Europe's canopies are thinning

Europe's canopies are thinning

Using satellite images, researchers have identified gaps in the canopies of European forests and visualized the changes in their condition on a map.

Spruces died by the bark beetle in the Bavarian Forest National Park.

Forests are essential for the survival of humans and nature. They are habitats for many plants and animals, CO2 and water reservoirs and oxygen producers, but also a place of recreation and a source of raw materials. But the ecosystem has changed. Using satellite data, researchers from the University of Munich and the University of Natural Resources and Applied Life Sciences in Vienna have for the first time produced a map that shows how European forests have changed over the past 30 years.

17% of canopies have disappeared

The evaluation of 30,000 satellite images showed that 36 million areas have lost their canopies. In these cases, large trees had to make way for either open space or young trees. This means that a total of 17 percent of the vegetation cover in European forests has disappeared over the past three decades.

In addition to the use of wood, forest fires and windthrow have also led to the loss of the canopies. However, the size and shape of the forest openings were very different: With an average of just under two hectares, Sweden had the largest holes in the canopy. In Portugal, however, the number of openings was much larger. With on average only 0.6 hectares, Switzerland had the smallest gaps in the canopy, followed by Germany with 0.7 hectares and Italy with 0.75 hectares. The largest opening in the canopy registered by the researchers is in Spain. The reason for this is a fire that devastated a whole 17,000 hectares in 2012.

More open spaces in the woods

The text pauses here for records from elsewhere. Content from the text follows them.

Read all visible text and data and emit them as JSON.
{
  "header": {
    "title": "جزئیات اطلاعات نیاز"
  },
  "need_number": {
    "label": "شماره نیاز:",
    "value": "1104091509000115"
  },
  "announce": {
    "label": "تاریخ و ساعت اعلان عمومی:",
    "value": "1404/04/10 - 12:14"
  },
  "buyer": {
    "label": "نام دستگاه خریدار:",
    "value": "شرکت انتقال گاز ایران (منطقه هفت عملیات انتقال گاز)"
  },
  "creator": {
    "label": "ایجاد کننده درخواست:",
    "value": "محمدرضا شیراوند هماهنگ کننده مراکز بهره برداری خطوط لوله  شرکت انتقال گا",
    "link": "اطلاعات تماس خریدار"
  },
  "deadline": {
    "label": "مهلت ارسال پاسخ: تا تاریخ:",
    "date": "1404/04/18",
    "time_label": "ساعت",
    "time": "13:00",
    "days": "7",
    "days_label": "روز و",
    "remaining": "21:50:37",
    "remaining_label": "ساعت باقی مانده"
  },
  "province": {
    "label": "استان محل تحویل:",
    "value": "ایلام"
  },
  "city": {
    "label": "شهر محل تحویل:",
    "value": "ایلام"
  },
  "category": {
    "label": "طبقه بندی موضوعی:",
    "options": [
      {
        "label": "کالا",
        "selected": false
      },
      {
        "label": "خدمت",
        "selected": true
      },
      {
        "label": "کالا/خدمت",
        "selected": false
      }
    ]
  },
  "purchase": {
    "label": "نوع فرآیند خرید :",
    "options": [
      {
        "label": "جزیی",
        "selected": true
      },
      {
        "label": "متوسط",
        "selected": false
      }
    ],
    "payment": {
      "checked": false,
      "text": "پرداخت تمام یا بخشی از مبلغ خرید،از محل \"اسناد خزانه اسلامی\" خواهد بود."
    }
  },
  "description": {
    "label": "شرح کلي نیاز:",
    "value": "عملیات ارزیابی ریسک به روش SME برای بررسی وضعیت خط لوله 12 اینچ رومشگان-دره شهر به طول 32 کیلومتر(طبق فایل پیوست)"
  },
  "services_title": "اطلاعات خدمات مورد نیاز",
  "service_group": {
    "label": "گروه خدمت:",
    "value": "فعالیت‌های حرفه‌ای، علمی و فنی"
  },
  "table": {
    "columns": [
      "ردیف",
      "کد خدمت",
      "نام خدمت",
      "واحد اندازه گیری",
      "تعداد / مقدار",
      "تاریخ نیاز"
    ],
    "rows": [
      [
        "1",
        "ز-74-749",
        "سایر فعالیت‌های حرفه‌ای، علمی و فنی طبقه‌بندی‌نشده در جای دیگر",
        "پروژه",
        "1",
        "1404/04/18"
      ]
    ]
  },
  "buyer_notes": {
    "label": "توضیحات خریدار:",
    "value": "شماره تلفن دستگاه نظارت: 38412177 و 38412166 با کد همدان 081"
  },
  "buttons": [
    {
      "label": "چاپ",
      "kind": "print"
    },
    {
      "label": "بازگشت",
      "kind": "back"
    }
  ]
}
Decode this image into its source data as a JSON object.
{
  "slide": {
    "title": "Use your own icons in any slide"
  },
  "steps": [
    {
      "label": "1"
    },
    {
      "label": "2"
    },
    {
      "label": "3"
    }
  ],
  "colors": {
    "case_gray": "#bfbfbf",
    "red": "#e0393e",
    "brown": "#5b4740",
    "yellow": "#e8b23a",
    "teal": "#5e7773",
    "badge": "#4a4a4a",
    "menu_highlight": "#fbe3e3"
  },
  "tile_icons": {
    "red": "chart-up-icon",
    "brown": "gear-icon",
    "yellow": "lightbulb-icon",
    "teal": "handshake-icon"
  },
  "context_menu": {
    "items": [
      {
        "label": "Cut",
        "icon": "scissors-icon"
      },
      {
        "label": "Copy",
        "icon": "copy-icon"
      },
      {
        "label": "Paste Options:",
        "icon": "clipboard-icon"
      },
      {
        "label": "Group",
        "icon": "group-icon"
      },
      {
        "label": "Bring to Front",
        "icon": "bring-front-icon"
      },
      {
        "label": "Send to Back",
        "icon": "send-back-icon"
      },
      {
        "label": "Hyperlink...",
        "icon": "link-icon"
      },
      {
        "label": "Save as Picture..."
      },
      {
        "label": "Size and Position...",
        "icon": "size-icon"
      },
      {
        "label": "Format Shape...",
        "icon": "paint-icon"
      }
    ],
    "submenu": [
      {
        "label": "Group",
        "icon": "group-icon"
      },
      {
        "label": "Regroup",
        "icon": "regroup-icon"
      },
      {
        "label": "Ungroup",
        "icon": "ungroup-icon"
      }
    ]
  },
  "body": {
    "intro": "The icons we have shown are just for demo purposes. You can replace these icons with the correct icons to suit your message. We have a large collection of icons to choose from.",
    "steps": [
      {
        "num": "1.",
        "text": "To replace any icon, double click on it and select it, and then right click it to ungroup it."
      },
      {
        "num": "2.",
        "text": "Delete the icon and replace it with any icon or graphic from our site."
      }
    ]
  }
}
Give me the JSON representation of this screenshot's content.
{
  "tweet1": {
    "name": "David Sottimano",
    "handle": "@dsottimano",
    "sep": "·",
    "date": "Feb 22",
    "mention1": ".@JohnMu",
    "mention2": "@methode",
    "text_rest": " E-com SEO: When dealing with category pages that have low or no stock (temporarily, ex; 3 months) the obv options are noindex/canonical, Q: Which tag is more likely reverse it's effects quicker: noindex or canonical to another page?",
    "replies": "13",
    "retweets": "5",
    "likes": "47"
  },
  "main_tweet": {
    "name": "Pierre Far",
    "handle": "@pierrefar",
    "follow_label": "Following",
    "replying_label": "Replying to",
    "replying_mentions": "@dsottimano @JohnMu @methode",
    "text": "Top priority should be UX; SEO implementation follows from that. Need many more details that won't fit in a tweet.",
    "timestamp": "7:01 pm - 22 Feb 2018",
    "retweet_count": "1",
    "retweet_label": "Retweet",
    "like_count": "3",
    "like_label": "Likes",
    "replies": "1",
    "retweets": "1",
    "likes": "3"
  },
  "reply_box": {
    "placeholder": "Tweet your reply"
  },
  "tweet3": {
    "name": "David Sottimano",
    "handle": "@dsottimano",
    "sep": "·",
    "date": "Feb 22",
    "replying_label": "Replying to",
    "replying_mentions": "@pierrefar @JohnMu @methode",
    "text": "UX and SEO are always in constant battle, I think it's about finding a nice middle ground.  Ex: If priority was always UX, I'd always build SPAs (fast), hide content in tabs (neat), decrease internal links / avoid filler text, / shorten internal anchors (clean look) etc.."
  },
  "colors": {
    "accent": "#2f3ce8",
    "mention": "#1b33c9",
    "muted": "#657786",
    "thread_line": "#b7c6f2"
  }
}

With the help of the map, the researchers can now describe for the first time how the forest has actually changed. According to the map, both the number and the size of openings in the canopy have increased in Europe's forests. This means that the forests are more open and more often interrupted by open spaces, which is due to both forest fires and strong winds.

Young trees grow again

Despite the strong changes the researchers see also a positive development: "In most cases young trees grow up after a loss of the old existence , so the first author of the study, Cornelius Senf of the Technical University of Munich. "However, in order to understand where forests are at risk of being irreversibly damaged, we need a baseline as a reference. The newly created map shows this baseline."

Help for forest rejuveniation

His superior, Rupert Seidl, also sees the loss as an opportunity "for a new generation of trees better adapted to climate change to establish themselves". But that's not all: "The maps can, for example, help to identify areas where regeneration needs to be promoted through targeted planting or where the forest can rejuvenate itself. In this way, the forest can be made fit for climate change - a task that has gained in urgency, especially in the last two years," says Seidl.